It was built using 2.5-million Mills & Boon novels.

Teams of ecologists had to catch and move colonies of water voles living in its path. And its construction workers unearthed the remains of a medieval fish farm.

It is, of course, the M6 Toll Road, one of Britain’s most popular bypasses. This year is the 35th anniversary of the idea of this unique road first being aired. 

We may now think of it as a handy alternative to some of Britain’s most congested motorways but this modern stretch of motorway was a controversial concept at the time.

After the scheme was originally published, it took 23 years of discussions, inquiries and planning before the road finally opened in 2003. Today the controversy is mostly long forgotten. Instead, thousands of drivers know it as a cost-effective and convenient 27-mile shortcut around the north of Birmingham.

The M6 Toll is particularly useful for fleet drivers who use this safe, reliable and jam-free route to bypass a stretch of the ordinary M6 renowned for traffic delays.

A safety control room constantly monitors the Toll Road via CCTV, reacting to traffic conditions, breakdowns and emergencies. In return for the small charge imposed, drivers often find that the free-flowing traffic provides a relaxing and faster alternative to the varied speed regulations and delays of the normal M6.

But 15 years ago, the debate over the Toll Road prompted an extraordinary level of care in its construction. For example, workmen built new dens for otters along its route and made tunnels so badgers could crawl underneath the road. Incredibly, the motorway surface was built on the pulped remains of 2,500,000 romantic novels, which was found to be the ideal material to dampen vibration.

At the time, the M6 Toll seemed to be a pioneering piece of British road development. In fact, however, toll roads have been around for thousands of years.

Historians have found a toll road that existed on the way to Babylon 2,700 years ago and across Europe in medieval times, tollgates were common. Many of Britain’s trunk roads were originally financed by ‘turnpike trusts’ which were ensured that road building and maintenance was paid for by the actual road users, not by general taxation.
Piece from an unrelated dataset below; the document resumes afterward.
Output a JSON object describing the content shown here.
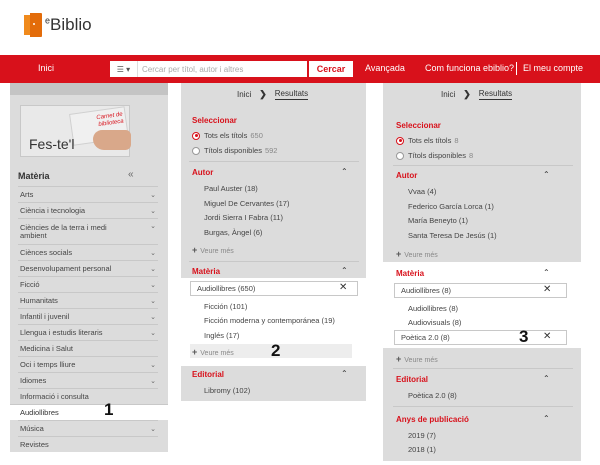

This is an idea that many still support today.

Discover how you can use your Allstar card to pay for the M6 Toll here

For more details about the M6 Toll Road visit the official site here